▸ **TASK GOAL**: Give back the entries exactly as they read, leaving each image out.

Records from a collection
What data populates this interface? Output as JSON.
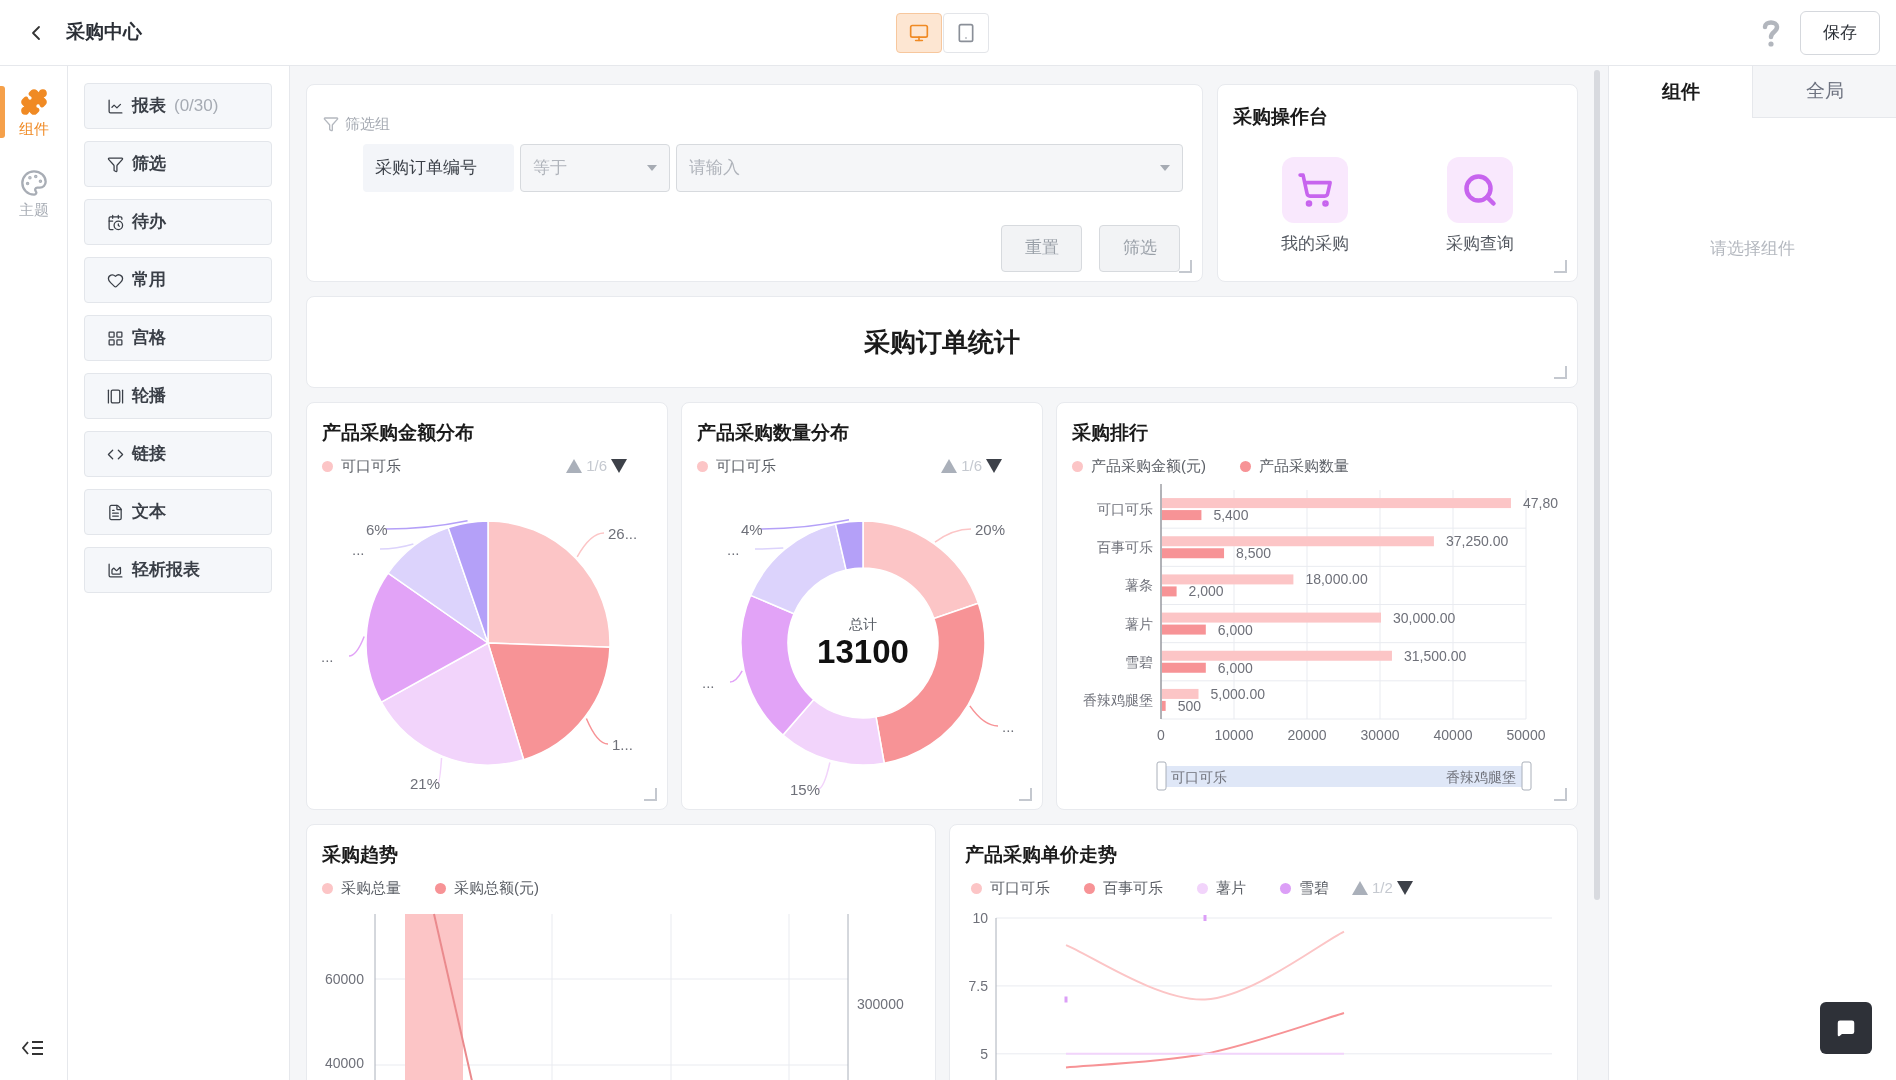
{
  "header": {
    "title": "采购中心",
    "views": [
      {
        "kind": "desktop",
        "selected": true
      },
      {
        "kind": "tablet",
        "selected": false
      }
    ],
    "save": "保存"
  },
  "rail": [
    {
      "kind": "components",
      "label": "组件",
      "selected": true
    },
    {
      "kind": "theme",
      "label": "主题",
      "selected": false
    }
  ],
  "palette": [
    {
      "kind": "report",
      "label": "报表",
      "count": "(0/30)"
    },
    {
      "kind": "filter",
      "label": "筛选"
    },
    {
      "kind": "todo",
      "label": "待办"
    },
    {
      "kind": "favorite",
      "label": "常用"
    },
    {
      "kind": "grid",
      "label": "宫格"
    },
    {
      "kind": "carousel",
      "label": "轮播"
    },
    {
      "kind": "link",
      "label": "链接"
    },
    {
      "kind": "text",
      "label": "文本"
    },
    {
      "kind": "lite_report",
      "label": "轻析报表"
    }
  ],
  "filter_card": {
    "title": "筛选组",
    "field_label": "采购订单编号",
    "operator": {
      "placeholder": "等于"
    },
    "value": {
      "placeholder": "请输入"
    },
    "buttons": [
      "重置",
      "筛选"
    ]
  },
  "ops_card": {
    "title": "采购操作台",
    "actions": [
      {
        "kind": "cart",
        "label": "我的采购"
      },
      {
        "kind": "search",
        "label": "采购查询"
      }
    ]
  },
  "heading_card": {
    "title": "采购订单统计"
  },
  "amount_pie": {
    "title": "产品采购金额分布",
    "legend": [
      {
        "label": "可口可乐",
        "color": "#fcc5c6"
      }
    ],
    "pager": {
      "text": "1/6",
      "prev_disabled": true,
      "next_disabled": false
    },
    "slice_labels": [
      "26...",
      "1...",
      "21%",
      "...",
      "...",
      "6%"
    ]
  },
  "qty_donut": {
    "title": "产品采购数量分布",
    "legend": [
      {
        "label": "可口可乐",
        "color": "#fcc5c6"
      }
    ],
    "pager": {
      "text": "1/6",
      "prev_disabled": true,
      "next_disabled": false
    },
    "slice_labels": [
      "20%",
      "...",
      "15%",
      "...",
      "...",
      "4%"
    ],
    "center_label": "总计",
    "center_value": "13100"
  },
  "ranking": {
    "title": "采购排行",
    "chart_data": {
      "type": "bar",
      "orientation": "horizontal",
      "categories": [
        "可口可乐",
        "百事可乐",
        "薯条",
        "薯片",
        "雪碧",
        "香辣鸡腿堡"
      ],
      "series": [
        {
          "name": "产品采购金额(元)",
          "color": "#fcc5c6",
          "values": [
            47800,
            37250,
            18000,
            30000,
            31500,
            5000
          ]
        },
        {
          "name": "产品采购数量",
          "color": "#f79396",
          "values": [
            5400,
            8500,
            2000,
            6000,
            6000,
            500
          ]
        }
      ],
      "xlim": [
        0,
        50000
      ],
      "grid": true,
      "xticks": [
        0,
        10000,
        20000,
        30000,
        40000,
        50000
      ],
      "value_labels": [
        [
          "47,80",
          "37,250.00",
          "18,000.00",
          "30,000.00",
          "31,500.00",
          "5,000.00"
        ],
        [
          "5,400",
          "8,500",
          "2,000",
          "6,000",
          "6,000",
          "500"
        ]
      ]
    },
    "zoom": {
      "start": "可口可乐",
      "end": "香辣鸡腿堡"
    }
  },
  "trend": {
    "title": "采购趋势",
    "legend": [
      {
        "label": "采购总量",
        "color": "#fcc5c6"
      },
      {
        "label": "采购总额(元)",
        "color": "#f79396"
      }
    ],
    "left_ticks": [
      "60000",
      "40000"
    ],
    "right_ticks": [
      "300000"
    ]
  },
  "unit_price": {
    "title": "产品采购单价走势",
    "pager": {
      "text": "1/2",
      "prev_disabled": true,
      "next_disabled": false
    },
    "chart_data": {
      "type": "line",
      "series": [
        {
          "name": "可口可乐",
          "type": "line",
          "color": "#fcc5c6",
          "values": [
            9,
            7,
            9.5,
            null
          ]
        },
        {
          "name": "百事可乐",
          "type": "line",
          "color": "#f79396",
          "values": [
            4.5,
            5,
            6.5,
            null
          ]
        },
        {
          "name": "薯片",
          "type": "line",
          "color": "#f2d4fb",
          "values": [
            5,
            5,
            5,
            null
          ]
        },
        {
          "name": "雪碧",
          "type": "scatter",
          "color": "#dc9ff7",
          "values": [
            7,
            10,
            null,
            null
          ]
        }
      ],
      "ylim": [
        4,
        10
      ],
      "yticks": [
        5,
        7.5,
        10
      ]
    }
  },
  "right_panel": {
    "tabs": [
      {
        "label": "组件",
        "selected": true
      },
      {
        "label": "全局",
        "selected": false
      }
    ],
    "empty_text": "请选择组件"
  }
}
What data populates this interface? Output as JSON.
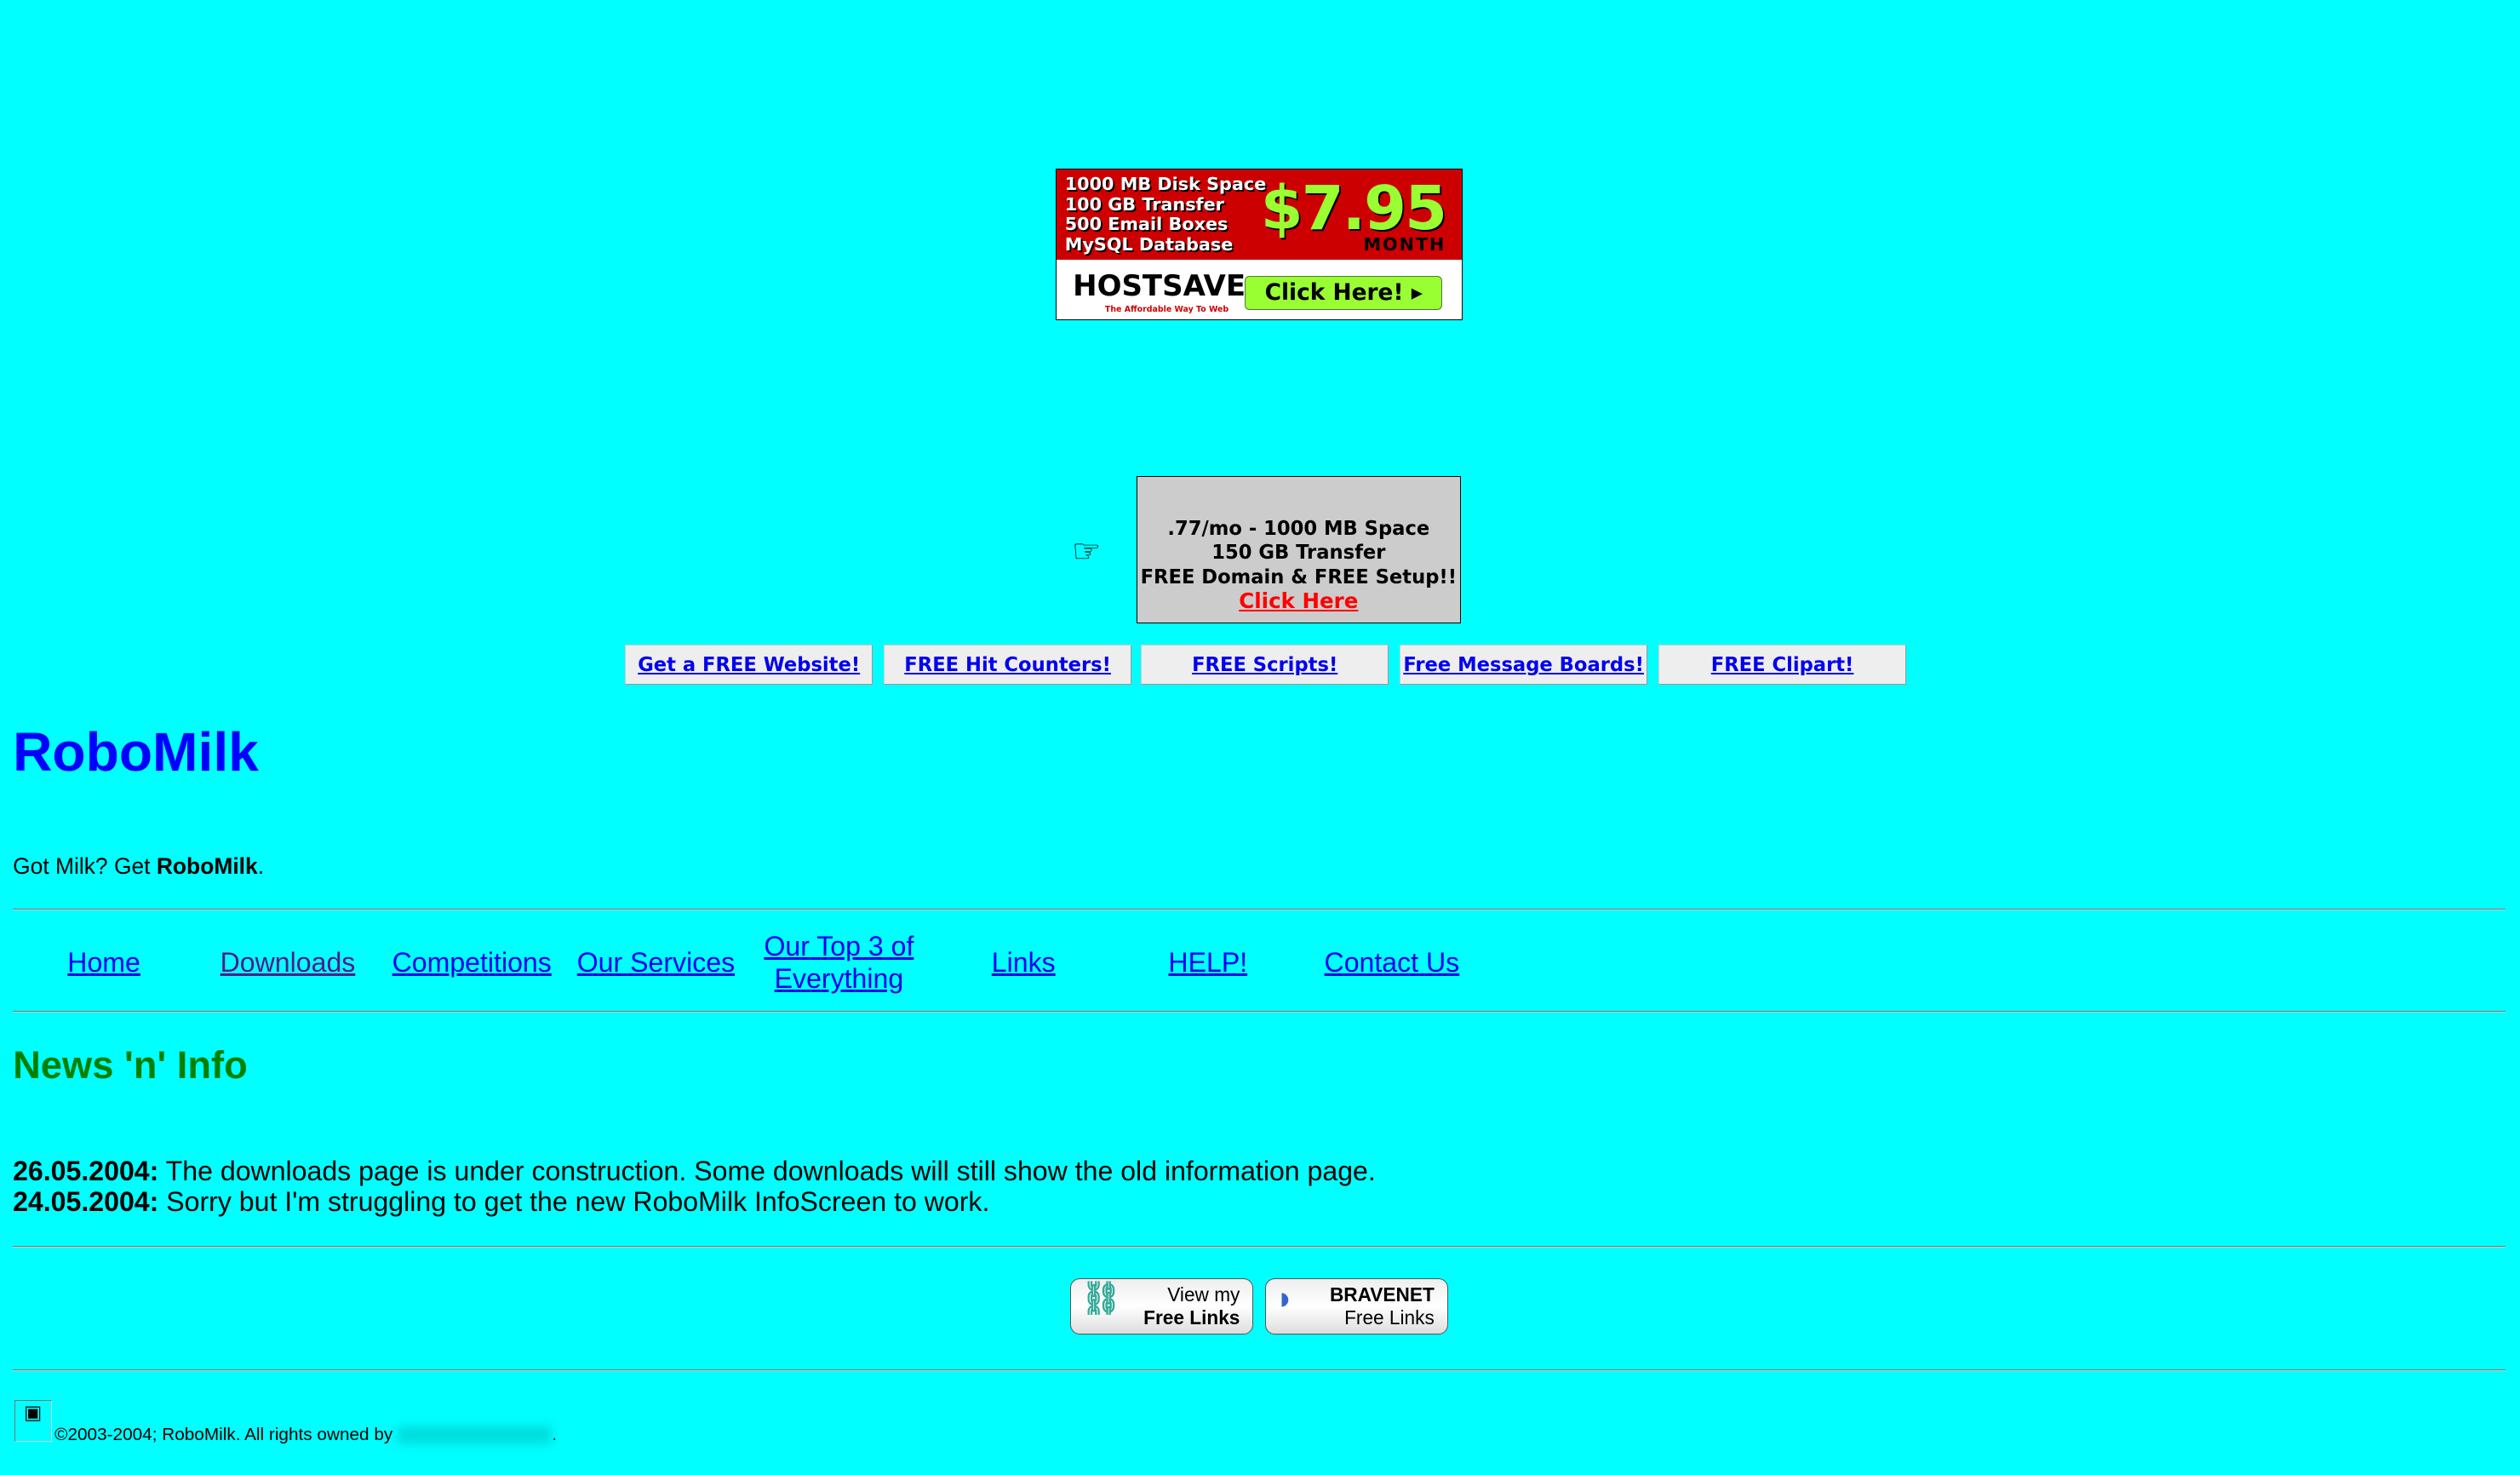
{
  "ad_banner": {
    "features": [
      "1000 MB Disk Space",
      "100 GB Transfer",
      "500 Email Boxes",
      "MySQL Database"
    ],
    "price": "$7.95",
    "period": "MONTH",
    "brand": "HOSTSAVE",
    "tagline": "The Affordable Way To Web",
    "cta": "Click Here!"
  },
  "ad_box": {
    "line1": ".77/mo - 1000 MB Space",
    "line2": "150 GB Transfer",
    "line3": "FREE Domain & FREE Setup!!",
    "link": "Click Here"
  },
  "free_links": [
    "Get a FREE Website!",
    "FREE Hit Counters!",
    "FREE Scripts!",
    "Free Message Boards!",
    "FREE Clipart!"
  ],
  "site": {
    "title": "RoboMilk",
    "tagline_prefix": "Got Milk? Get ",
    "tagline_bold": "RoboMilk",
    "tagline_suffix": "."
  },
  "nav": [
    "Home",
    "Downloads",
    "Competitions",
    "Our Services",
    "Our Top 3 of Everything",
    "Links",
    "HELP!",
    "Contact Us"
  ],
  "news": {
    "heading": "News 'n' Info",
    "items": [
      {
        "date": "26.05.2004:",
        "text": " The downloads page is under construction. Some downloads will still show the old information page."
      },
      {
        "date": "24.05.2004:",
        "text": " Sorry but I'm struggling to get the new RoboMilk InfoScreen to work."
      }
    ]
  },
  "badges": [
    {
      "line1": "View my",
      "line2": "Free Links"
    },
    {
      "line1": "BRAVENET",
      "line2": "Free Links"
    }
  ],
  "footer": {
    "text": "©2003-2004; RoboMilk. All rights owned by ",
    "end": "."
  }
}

▸ **ANSWER SECTION**:
What data populates this interface? Output as JSON.
{
  "header": {
    "title": "采购中心",
    "views": [
      {
        "kind": "desktop",
        "selected": true
      },
      {
        "kind": "tablet",
        "selected": false
      }
    ],
    "save": "保存"
  },
  "rail": [
    {
      "kind": "components",
      "label": "组件",
      "selected": true
    },
    {
      "kind": "theme",
      "label": "主题",
      "selected": false
    }
  ],
  "palette": [
    {
      "kind": "report",
      "label": "报表",
      "count": "(0/30)"
    },
    {
      "kind": "filter",
      "label": "筛选"
    },
    {
      "kind": "todo",
      "label": "待办"
    },
    {
      "kind": "favorite",
      "label": "常用"
    },
    {
      "kind": "grid",
      "label": "宫格"
    },
    {
      "kind": "carousel",
      "label": "轮播"
    },
    {
      "kind": "link",
      "label": "链接"
    },
    {
      "kind": "text",
      "label": "文本"
    },
    {
      "kind": "lite_report",
      "label": "轻析报表"
    }
  ],
  "filter_card": {
    "title": "筛选组",
    "field_label": "采购订单编号",
    "operator": {
      "placeholder": "等于"
    },
    "value": {
      "placeholder": "请输入"
    },
    "buttons": [
      "重置",
      "筛选"
    ]
  },
  "ops_card": {
    "title": "采购操作台",
    "actions": [
      {
        "kind": "cart",
        "label": "我的采购"
      },
      {
        "kind": "search",
        "label": "采购查询"
      }
    ]
  },
  "heading_card": {
    "title": "采购订单统计"
  },
  "amount_pie": {
    "title": "产品采购金额分布",
    "legend": [
      {
        "label": "可口可乐",
        "color": "#fcc5c6"
      }
    ],
    "pager": {
      "text": "1/6",
      "prev_disabled": true,
      "next_disabled": false
    },
    "slice_labels": [
      "26...",
      "1...",
      "21%",
      "...",
      "...",
      "6%"
    ]
  },
  "qty_donut": {
    "title": "产品采购数量分布",
    "legend": [
      {
        "label": "可口可乐",
        "color": "#fcc5c6"
      }
    ],
    "pager": {
      "text": "1/6",
      "prev_disabled": true,
      "next_disabled": false
    },
    "slice_labels": [
      "20%",
      "...",
      "15%",
      "...",
      "...",
      "4%"
    ],
    "center_label": "总计",
    "center_value": "13100"
  },
  "ranking": {
    "title": "采购排行",
    "chart_data": {
      "type": "bar",
      "orientation": "horizontal",
      "categories": [
        "可口可乐",
        "百事可乐",
        "薯条",
        "薯片",
        "雪碧",
        "香辣鸡腿堡"
      ],
      "series": [
        {
          "name": "产品采购金额(元)",
          "color": "#fcc5c6",
          "values": [
            47800,
            37250,
            18000,
            30000,
            31500,
            5000
          ]
        },
        {
          "name": "产品采购数量",
          "color": "#f79396",
          "values": [
            5400,
            8500,
            2000,
            6000,
            6000,
            500
          ]
        }
      ],
      "xlim": [
        0,
        50000
      ],
      "grid": true,
      "xticks": [
        0,
        10000,
        20000,
        30000,
        40000,
        50000
      ],
      "value_labels": [
        [
          "47,80",
          "37,250.00",
          "18,000.00",
          "30,000.00",
          "31,500.00",
          "5,000.00"
        ],
        [
          "5,400",
          "8,500",
          "2,000",
          "6,000",
          "6,000",
          "500"
        ]
      ]
    },
    "zoom": {
      "start": "可口可乐",
      "end": "香辣鸡腿堡"
    }
  },
  "trend": {
    "title": "采购趋势",
    "legend": [
      {
        "label": "采购总量",
        "color": "#fcc5c6"
      },
      {
        "label": "采购总额(元)",
        "color": "#f79396"
      }
    ],
    "left_ticks": [
      "60000",
      "40000"
    ],
    "right_ticks": [
      "300000"
    ]
  },
  "unit_price": {
    "title": "产品采购单价走势",
    "pager": {
      "text": "1/2",
      "prev_disabled": true,
      "next_disabled": false
    },
    "chart_data": {
      "type": "line",
      "series": [
        {
          "name": "可口可乐",
          "type": "line",
          "color": "#fcc5c6",
          "values": [
            9,
            7,
            9.5,
            null
          ]
        },
        {
          "name": "百事可乐",
          "type": "line",
          "color": "#f79396",
          "values": [
            4.5,
            5,
            6.5,
            null
          ]
        },
        {
          "name": "薯片",
          "type": "line",
          "color": "#f2d4fb",
          "values": [
            5,
            5,
            5,
            null
          ]
        },
        {
          "name": "雪碧",
          "type": "scatter",
          "color": "#dc9ff7",
          "values": [
            7,
            10,
            null,
            null
          ]
        }
      ],
      "ylim": [
        4,
        10
      ],
      "yticks": [
        5,
        7.5,
        10
      ]
    }
  },
  "right_panel": {
    "tabs": [
      {
        "label": "组件",
        "selected": true
      },
      {
        "label": "全局",
        "selected": false
      }
    ],
    "empty_text": "请选择组件"
  }
}
What data populates this interface? Output as JSON.
{
  "ad_banner": {
    "features": [
      "1000 MB Disk Space",
      "100 GB Transfer",
      "500 Email Boxes",
      "MySQL Database"
    ],
    "price": "$7.95",
    "period": "MONTH",
    "brand": "HOSTSAVE",
    "tagline": "The Affordable Way To Web",
    "cta": "Click Here!"
  },
  "ad_box": {
    "line1": ".77/mo - 1000 MB Space",
    "line2": "150 GB Transfer",
    "line3": "FREE Domain & FREE Setup!!",
    "link": "Click Here"
  },
  "free_links": [
    "Get a FREE Website!",
    "FREE Hit Counters!",
    "FREE Scripts!",
    "Free Message Boards!",
    "FREE Clipart!"
  ],
  "site": {
    "title": "RoboMilk",
    "tagline_prefix": "Got Milk? Get ",
    "tagline_bold": "RoboMilk",
    "tagline_suffix": "."
  },
  "nav": [
    "Home",
    "Downloads",
    "Competitions",
    "Our Services",
    "Our Top 3 of Everything",
    "Links",
    "HELP!",
    "Contact Us"
  ],
  "news": {
    "heading": "News 'n' Info",
    "items": [
      {
        "date": "26.05.2004:",
        "text": " The downloads page is under construction. Some downloads will still show the old information page."
      },
      {
        "date": "24.05.2004:",
        "text": " Sorry but I'm struggling to get the new RoboMilk InfoScreen to work."
      }
    ]
  },
  "badges": [
    {
      "line1": "View my",
      "line2": "Free Links"
    },
    {
      "line1": "BRAVENET",
      "line2": "Free Links"
    }
  ],
  "footer": {
    "text": "©2003-2004; RoboMilk. All rights owned by ",
    "end": "."
  }
}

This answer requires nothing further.